Problem to solve
In the data below, find each line that contains the word "BAGNOREGIO" and copy it.

Dataset records
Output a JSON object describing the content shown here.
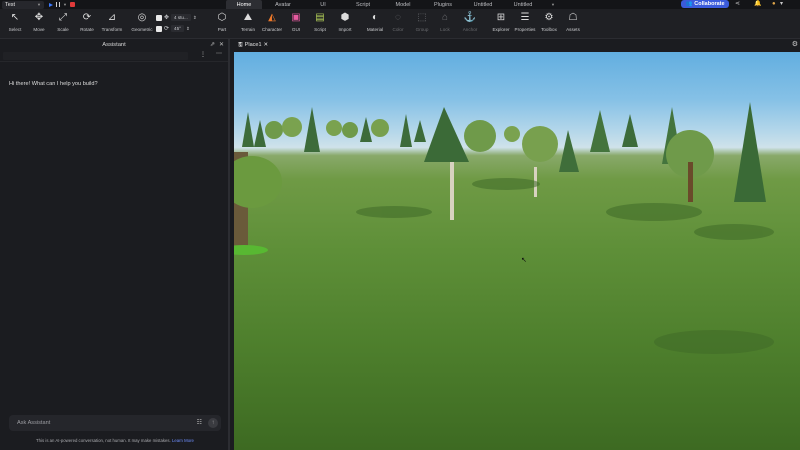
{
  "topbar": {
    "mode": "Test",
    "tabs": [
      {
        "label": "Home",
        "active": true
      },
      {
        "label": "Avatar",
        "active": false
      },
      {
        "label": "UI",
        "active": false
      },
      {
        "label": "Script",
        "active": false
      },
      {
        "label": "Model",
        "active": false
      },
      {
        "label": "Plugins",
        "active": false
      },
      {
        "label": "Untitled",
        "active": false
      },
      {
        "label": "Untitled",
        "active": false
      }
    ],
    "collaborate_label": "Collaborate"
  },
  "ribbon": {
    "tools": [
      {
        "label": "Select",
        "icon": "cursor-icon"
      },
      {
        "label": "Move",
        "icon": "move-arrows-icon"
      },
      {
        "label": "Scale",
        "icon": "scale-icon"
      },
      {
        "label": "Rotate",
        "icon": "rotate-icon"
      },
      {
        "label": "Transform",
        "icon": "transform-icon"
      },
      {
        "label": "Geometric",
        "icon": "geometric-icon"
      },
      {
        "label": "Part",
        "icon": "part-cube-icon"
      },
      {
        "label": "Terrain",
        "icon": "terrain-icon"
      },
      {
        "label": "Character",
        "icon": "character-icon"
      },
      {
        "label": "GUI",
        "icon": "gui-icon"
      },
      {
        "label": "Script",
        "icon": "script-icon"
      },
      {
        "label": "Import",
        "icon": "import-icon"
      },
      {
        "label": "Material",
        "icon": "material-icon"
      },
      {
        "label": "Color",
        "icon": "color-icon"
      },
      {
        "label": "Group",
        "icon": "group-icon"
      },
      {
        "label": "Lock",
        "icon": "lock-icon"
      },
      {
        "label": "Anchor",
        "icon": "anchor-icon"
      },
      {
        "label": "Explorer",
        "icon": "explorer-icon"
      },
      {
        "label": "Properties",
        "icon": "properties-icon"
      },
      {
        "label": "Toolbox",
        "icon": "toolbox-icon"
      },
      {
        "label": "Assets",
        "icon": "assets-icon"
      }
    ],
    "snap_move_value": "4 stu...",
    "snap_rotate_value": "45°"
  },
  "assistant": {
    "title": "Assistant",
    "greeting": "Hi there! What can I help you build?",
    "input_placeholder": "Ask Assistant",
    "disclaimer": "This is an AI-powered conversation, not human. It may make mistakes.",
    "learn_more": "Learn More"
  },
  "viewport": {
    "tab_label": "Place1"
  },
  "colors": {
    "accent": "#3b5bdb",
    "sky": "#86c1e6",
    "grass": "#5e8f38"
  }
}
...
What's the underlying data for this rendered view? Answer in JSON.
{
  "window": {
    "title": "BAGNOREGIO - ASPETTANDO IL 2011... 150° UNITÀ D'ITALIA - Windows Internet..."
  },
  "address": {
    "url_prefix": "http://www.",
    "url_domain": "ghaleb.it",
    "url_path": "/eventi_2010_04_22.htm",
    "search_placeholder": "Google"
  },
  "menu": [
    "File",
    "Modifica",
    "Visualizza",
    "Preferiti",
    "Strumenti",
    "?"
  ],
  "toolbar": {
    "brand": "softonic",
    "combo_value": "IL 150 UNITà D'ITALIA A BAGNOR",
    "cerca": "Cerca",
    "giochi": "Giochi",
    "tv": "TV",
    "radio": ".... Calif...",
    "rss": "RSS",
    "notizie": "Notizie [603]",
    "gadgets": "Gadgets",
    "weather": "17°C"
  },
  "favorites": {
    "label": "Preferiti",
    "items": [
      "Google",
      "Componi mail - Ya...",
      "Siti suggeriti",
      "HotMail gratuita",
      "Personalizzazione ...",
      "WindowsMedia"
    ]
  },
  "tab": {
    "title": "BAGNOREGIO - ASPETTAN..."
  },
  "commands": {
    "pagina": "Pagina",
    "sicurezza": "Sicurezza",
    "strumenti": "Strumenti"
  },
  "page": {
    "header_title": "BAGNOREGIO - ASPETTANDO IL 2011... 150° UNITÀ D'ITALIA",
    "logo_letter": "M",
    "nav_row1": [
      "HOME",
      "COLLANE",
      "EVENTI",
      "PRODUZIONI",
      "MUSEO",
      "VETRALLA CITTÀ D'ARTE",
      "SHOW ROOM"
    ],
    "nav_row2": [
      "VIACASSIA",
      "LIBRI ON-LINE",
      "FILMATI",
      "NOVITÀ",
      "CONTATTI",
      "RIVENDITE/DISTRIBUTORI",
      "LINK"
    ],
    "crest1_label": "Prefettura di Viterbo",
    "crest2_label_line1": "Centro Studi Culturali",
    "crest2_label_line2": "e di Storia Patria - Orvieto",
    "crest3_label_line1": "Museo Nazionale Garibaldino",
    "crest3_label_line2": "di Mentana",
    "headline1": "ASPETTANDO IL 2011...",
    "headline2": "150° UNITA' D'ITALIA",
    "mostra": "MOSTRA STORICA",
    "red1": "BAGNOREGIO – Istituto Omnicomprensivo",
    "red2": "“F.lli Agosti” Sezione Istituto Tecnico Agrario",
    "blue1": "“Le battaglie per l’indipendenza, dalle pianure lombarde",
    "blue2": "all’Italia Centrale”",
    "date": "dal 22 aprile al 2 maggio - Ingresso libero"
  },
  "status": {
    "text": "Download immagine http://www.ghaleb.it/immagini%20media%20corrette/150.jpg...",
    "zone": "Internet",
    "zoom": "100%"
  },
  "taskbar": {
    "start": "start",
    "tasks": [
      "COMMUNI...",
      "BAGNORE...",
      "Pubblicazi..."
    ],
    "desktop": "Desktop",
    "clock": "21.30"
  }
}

Result for this task
    "title": "BAGNOREGIO - ASPETTANDO IL 2011... 150° UNITÀ D'ITALIA - Windows Internet..."
    "title": "BAGNOREGIO - ASPETTAN..."
    "header_title": "BAGNOREGIO - ASPETTANDO IL 2011... 150° UNITÀ D'ITALIA",
    "red1": "BAGNOREGIO – Istituto Omnicomprensivo",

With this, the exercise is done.